This Parable teaches us that Church involvement and being co-prepared for Jesus is an important aspect to Church practice. Just some verses later in Matthew 25, Jesus explains how their must be Other-centeredness of the Faith in the Son of Man. But there were five other scattered maidens. They missed their opportunity. Yet the others had reached out to the hungry and thirst…and to strangers… and even went out to prisons looking for the estranged (Matthew 25:35-40). These activities sound like what the Church is still doing—bringing in the hungry for food, the thirsty for God, and the strangers to God’s flock and getting them into the flock–whomever they are. Jesus says: ‘Truly as you did it for the least of people, so you did it as to Me.’
I think of some of the things that I do in God’s Name in the Church are fulfilling Matthew 25. I think the Church calls us to do things that we might not choose to do on our own. In reviewing Matthew 25’s list of visiting the hungry or visiting a prisoner in prison—I was inspired to do because I was part of the Church. I think I would not have done early-morning cooking for the poor or visits to prisoners of my own accord.

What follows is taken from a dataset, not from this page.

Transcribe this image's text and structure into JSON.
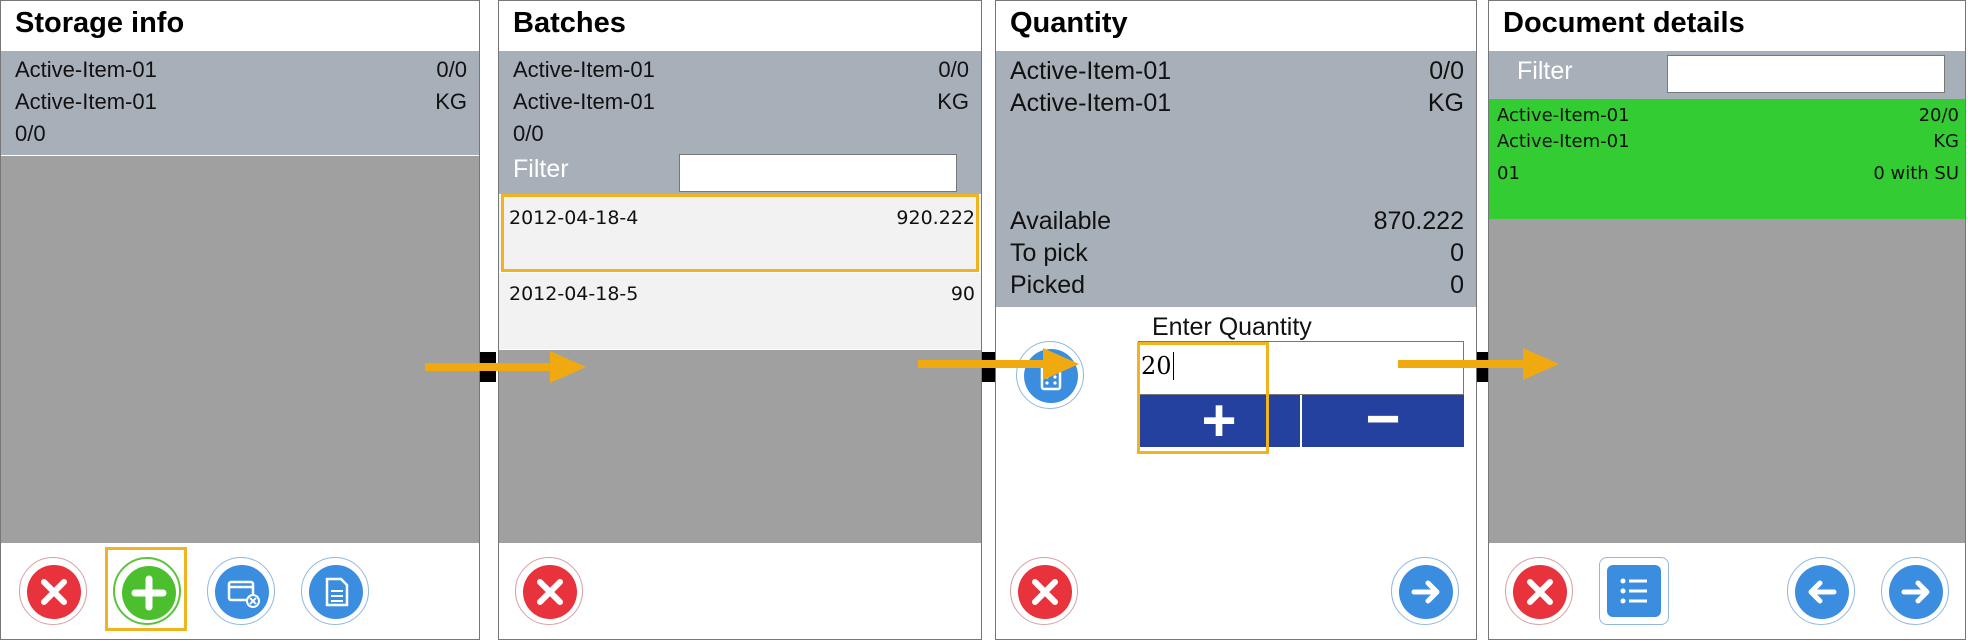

The Pope knows that he needs to get people, such as his niece, back into the Fold. While his niece may be doing some charitable things or acting as a nice person, Pope Francis knows that Jesus did not die on a Cross so to just inspire some nice things on earth; He came to save a people to Himself. He is the re-gatherer of humanity back to God.
Pope Francis looks back to St. Peter, the first pope, for a little inspiration. Let’s do that right here. It says that in Acts 15, Peter and Paul had some problems to overcome. Could the Gentile believers and the Jewish-only believers get along now as Christians? Should each group just stay alone and isolated from one another? In Acts 15, the apostles and leaders look to become united and to agree to work things out. They turn to a prophecy of the Old Testament for inspiration. “As it is written, in the prophets Amos and Jeremiah, I will come… and I will rebuild the dwelling of David, which has fallen; and I rebuild its ruins and I will set it up, that people may seek the Lord there and be called by My Name, says the Lord.”

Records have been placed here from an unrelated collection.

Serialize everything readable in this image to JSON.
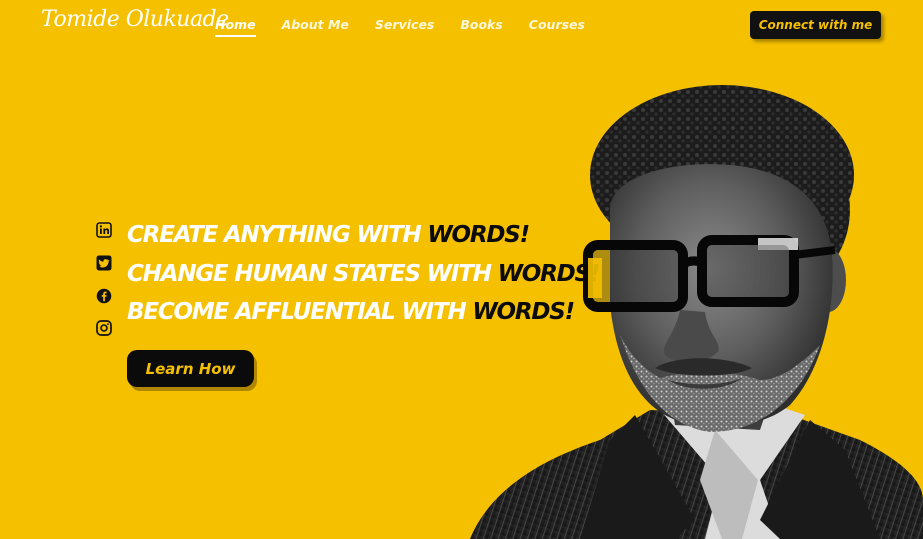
{
  "brand": {
    "logo_text": "Tomide Olukuade"
  },
  "nav": {
    "items": [
      {
        "label": "Home",
        "active": true
      },
      {
        "label": "About Me"
      },
      {
        "label": "Services"
      },
      {
        "label": "Books"
      },
      {
        "label": "Courses"
      }
    ]
  },
  "header": {
    "connect_label": "Connect with me"
  },
  "socials": [
    {
      "icon": "linkedin-icon"
    },
    {
      "icon": "twitter-icon"
    },
    {
      "icon": "facebook-icon"
    },
    {
      "icon": "instagram-icon"
    }
  ],
  "hero": {
    "lines": [
      {
        "text": "CREATE ANYTHING WITH ",
        "accent": "WORDS!"
      },
      {
        "text": "CHANGE HUMAN STATES WITH ",
        "accent": "WORDS!"
      },
      {
        "text": "BECOME AFFLUENTIAL WITH ",
        "accent": "WORDS!"
      }
    ],
    "cta_label": "Learn How"
  },
  "colors": {
    "background": "#F5C000",
    "accent_dark": "#0b0b0b",
    "text_light": "#ffffff"
  }
}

Peter and Paul and all the others hear God calling them together to be His people. They hear that there is work to be done. They hear that their community of faith is meant to be as a Home for those seeking God and called by Him.
This sounds like Church to me.
I bet Pope Francis wants to see his niece come to Church and practice a shared Christianity. While Christina probably is a nice woman, Francis knows she is wrong when she says she can be good while “just being spiritual but not religious.”
Francis well knows that Jesus never said anywhere in the Bible that we should be “spiritual but not religious” and he also didn’t say anywhere in the Bible that Christians should look to the Bible alone or towards themselves alone for Jesus’ authoritative teaching. It does say, over and over, that Jesus gave authority to the Church which Peter and the apostles were given the job to start, and Jesus said that the gates of hell would never prevail against the Church and it would last until He returned in glory (Matt 16:13-19). And not only that — for as St. Paul himself wrote to the Ephesians: “Christ loved the church and handed himself over for her.”
If only some people could hear those words in Ephesians 5 as applying to them: Christ loves them for uniting with others in His Church, so to be His one body. We are called to become one as the believers in Jesus. It is among the highest priorities for a believer. Just read John 17. It’s right there (that we should be right there in community, in something like a parish).